The reality is Telesco and Mike McCoy, a rookie head coach in 2013, did tremendous work to have this team punch above its weight in many respects last season. The roster they inherited had become old, and was littered with failed draft picks, and the schedule will be tough this season with the NFC West teams waiting. Given the fact this will never be a team that makes major noise in free-agency, it's going to take more time for the team to get where it wants to be.
There still seem to be a fair number of skeptics when it comes to the Chargers, and that seems to suit them just fine. They just might make everyone look silly again this season, but if they do it will take a markedly more consistent and potent defensive output from what they have displayed thus far this summer.
"I think our guys still have a chip on their shoulder to show that last year is not an aberration," Telesco said, "and that's big. We could tell in the offseason program that guys were dialed in. It wasn't like, 'We ended the year great last year and we're just going to pick up where we left off.' We want that attitude where everyone came in and it was like, 'We have to show everyone we can do this again.' "
• I'm a little amazed that at a time when so much noise has been made about potential quarterback contract extensions -- from Ben Roethlisberger to Colin Kaepernick to Andy Dalton to Alex Smith, that nothing is made of Philip Rivers' situation with the Chargers. Rivers has two years left on his deal, set to make $13.8M this season and $15.57M in 2015. The Chargers want him around beyond that from everything I'm told, but much like Big Ben, Rivers is going to have to play it out this season. The Chargers are expected to initiate contract talks with him after the season, sources said, and the goal would be for him not to be playing out a lame duck year on his current contract.
• As much as I have expressed trepidation about the Chargers' defense, there is an area where I believe they could be much improved -- the secondary. Eric Weddle is a stud and they bolstered things by signing Brandon Flowers when the Chiefs cut him, and he already knows this division quite well.
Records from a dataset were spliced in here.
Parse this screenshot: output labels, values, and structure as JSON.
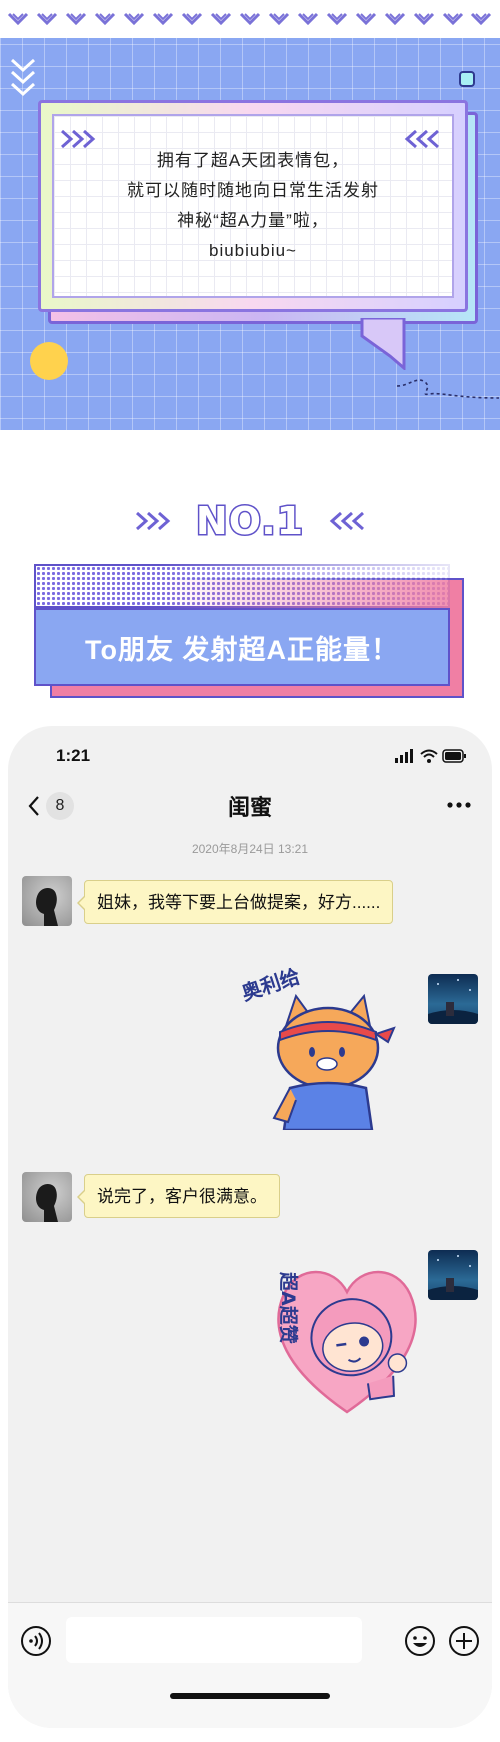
{
  "hero": {
    "lines": [
      "拥有了超A天团表情包，",
      "就可以随时随地向日常生活发射",
      "神秘“超A力量”啦，",
      "biubiubiu~"
    ]
  },
  "section": {
    "number_label": "NO.1",
    "banner_text": "To朋友  发射超A正能量！"
  },
  "colors": {
    "hero_bg": "#8aa7f2",
    "accent_purple": "#5f52c9",
    "accent_pink": "#f07fa4",
    "bubble_yellow": "#fdf6c4"
  },
  "phone": {
    "status_time": "1:21",
    "nav": {
      "back_icon": "chevron-left-icon",
      "unread_count": "8",
      "title": "闺蜜",
      "more_icon": "more-dots-icon"
    },
    "timestamp": "2020年8月24日 13:21",
    "messages": [
      {
        "side": "left",
        "type": "text",
        "text": "姐妹，我等下要上台做提案，好方......"
      },
      {
        "side": "right",
        "type": "sticker",
        "sticker_text": "奥利给"
      },
      {
        "side": "left",
        "type": "text",
        "text": "说完了，客户很满意。"
      },
      {
        "side": "right",
        "type": "sticker",
        "sticker_text": "超A超赞"
      }
    ],
    "input_bar": {
      "voice_icon": "voice-icon",
      "input_value": "",
      "emoji_icon": "emoji-icon",
      "plus_icon": "plus-icon"
    }
  }
}
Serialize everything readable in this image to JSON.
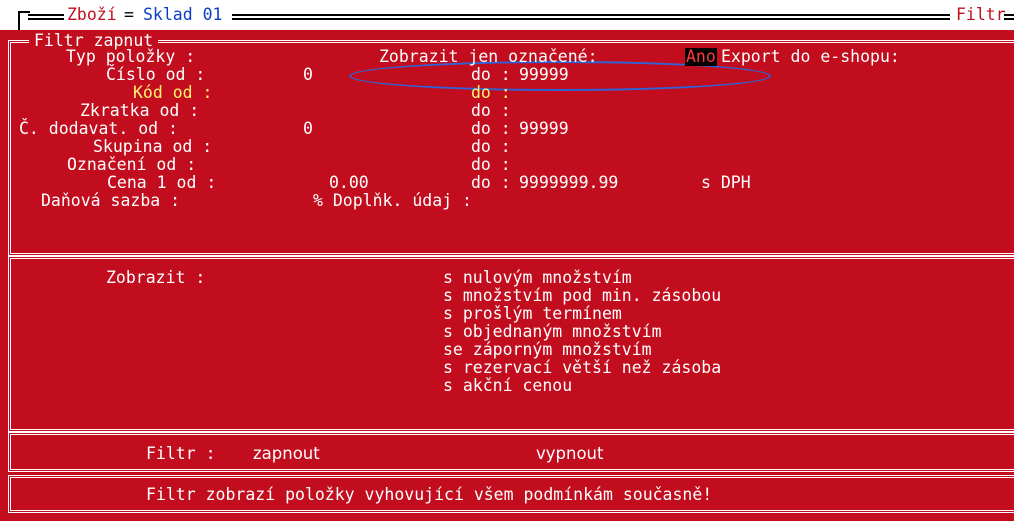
{
  "title_bar": {
    "app": "Zboží",
    "eq": "=",
    "warehouse": "Sklad 01",
    "right": "Filtr"
  },
  "filter_panel": {
    "title": "Filtr zapnut",
    "fields": [
      {
        "label": "Typ položky :",
        "from": "",
        "to_label": "",
        "to": ""
      },
      {
        "label": "Číslo od :",
        "from": "0",
        "to_label": "do :",
        "to": "99999"
      },
      {
        "label": "Kód od :",
        "from": "",
        "to_label": "do :",
        "to": ""
      },
      {
        "label": "Zkratka od :",
        "from": "",
        "to_label": "do :",
        "to": ""
      },
      {
        "label": "Č. dodavat. od :",
        "from": "0",
        "to_label": "do :",
        "to": "99999"
      },
      {
        "label": "Skupina od :",
        "from": "",
        "to_label": "do :",
        "to": ""
      },
      {
        "label": "Označení od :",
        "from": "",
        "to_label": "do :",
        "to": ""
      },
      {
        "label": "Cena 1 od :",
        "from": "0.00",
        "to_label": "do :",
        "to": "9999999.99"
      },
      {
        "label": "Daňová sazba :",
        "from": "% Doplňk. údaj :",
        "to_label": "",
        "to": ""
      }
    ],
    "show_marked_label": "Zobrazit jen označené:",
    "show_marked_value": "Ano",
    "export_label": "Export do e-shopu:",
    "price_suffix": "s DPH"
  },
  "show_panel": {
    "label": "Zobrazit :",
    "options": [
      "s nulovým množstvím",
      "s množstvím pod min. zásobou",
      "s prošlým termínem",
      "s objednaným množstvím",
      "se záporným množstvím",
      "s rezervací větší než zásoba",
      "s akční cenou"
    ]
  },
  "toggle_panel": {
    "label": "Filtr :",
    "on": "zapnout",
    "off": "vypnout"
  },
  "note": "Filtr zobrazí položky vyhovující všem podmínkám současně!",
  "colors": {
    "background": "#c20d1e",
    "text": "#ffffff",
    "highlight": "#fff373",
    "annotation": "#2f64d8"
  }
}
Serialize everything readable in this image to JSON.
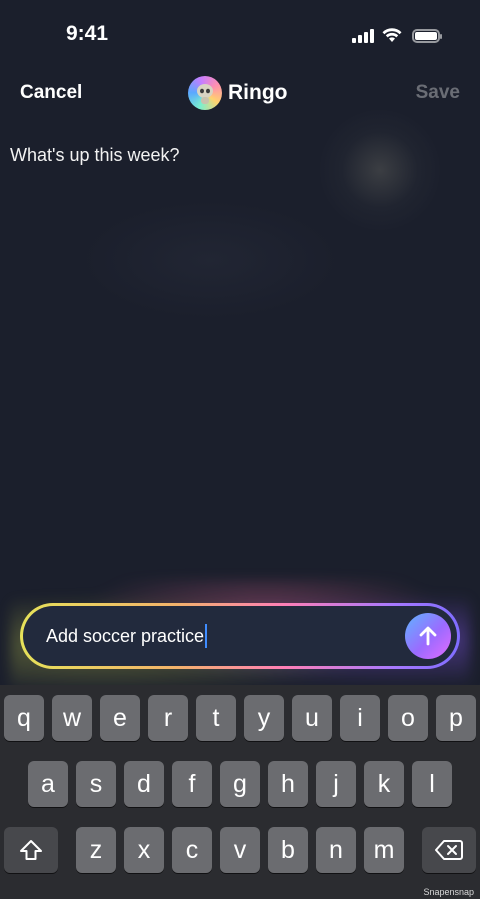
{
  "status_bar": {
    "time": "9:41"
  },
  "nav": {
    "cancel_label": "Cancel",
    "title": "Ringo",
    "save_label": "Save"
  },
  "message": {
    "text": "What's up this week?"
  },
  "composer": {
    "value": "Add soccer practice"
  },
  "keyboard": {
    "row1": [
      "q",
      "w",
      "e",
      "r",
      "t",
      "y",
      "u",
      "i",
      "o",
      "p"
    ],
    "row2": [
      "a",
      "s",
      "d",
      "f",
      "g",
      "h",
      "j",
      "k",
      "l"
    ],
    "row3": [
      "z",
      "x",
      "c",
      "v",
      "b",
      "n",
      "m"
    ]
  },
  "watermark": "Snapensnap",
  "colors": {
    "background": "#1b1f2c",
    "cursor": "#3f8cff",
    "key": "#6b6c70",
    "keyboard_bg": "#2b2c30"
  },
  "icons": [
    "signal-icon",
    "wifi-icon",
    "battery-icon",
    "avatar-icon",
    "send-arrow-icon",
    "shift-icon",
    "backspace-icon"
  ]
}
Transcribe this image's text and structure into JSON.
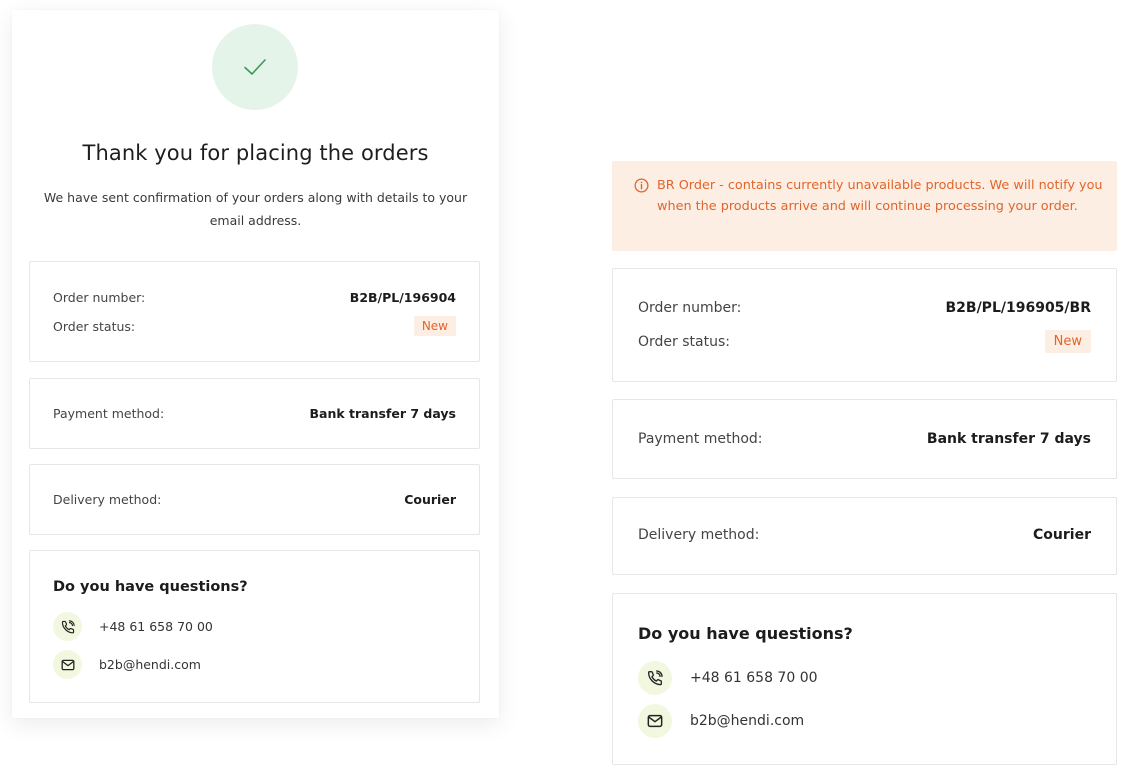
{
  "colors": {
    "accent_orange": "#e0652c",
    "badge_bg": "#fdeee3",
    "success_circle_bg": "#e5f4e9",
    "success_check": "#3a9a5c",
    "contact_icon_bg": "#f2f7e0"
  },
  "left": {
    "success_icon": "check-icon",
    "title": "Thank you for placing the orders",
    "subtitle": "We have sent confirmation of your orders along with details to your email address.",
    "order": {
      "number_label": "Order number:",
      "number_value": "B2B/PL/196904",
      "status_label": "Order status:",
      "status_value": "New"
    },
    "payment": {
      "label": "Payment method:",
      "value": "Bank transfer 7 days"
    },
    "delivery": {
      "label": "Delivery method:",
      "value": "Courier"
    },
    "questions": {
      "title": "Do you have questions?",
      "phone": "+48 61 658 70 00",
      "phone_icon": "phone-icon",
      "email": "b2b@hendi.com",
      "email_icon": "mail-icon"
    }
  },
  "right": {
    "alert": {
      "icon": "info-icon",
      "text": "BR Order - contains currently unavailable products. We will notify you when the products arrive and will continue processing your order."
    },
    "order": {
      "number_label": "Order number:",
      "number_value": "B2B/PL/196905/BR",
      "status_label": "Order status:",
      "status_value": "New"
    },
    "payment": {
      "label": "Payment method:",
      "value": "Bank transfer 7 days"
    },
    "delivery": {
      "label": "Delivery method:",
      "value": "Courier"
    },
    "questions": {
      "title": "Do you have questions?",
      "phone": "+48 61 658 70 00",
      "phone_icon": "phone-icon",
      "email": "b2b@hendi.com",
      "email_icon": "mail-icon"
    }
  }
}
Of course, if they can't get a pass rush or stop the run up front, problems will persist, but to look at where this team was a year ago, just trying to find bodies capable to filling a roster at corner and safety, to now, it's a position of relative strength on the roster for sure.
"We've got three safeties we really like that are interchange in different spots between Weddle and Marcus Gilchrist and Jahleel Addae," Telesco said, "and at corner last year at the end of the year Richard Marshall and Shareece Wright were playing pretty well and we draft Jason Verett and we feel great about that, and then we had a chance to add Brandon Flowers, so that gives us four legit guys there, so we feel good about that as well.
• I don't have much concern at all on the offensive side of the ball for several reasons. McCoy has things well under concern there, his work with Rivers was the most critical development of 2013 and with the veterans now a full-year immersed in that offense, this team will score points. McCoy was also pretty brilliant in how he brought along quarterbacks coach Frank Reich a year ago, knowing that former offensive coordinator Ken Whisenhunt might be back to head coaching come 2014. McCoy had Reich call plays some last preseason getting him even further groomed to take over as offensive coordinator and I expect that to be a seamless transition with Whisenhunt now head coach of the Titans. Reich is very, very good and has potential head coaching chops, himself.
"The bar is set very high on offense and we feel really good about Frank Reich," Telesco said. "Ken Whisenhunt did an extraordinary job last year, and the offense was Mike and Ken and Frank really getting it together and I don't anticipate us missing a beat this season."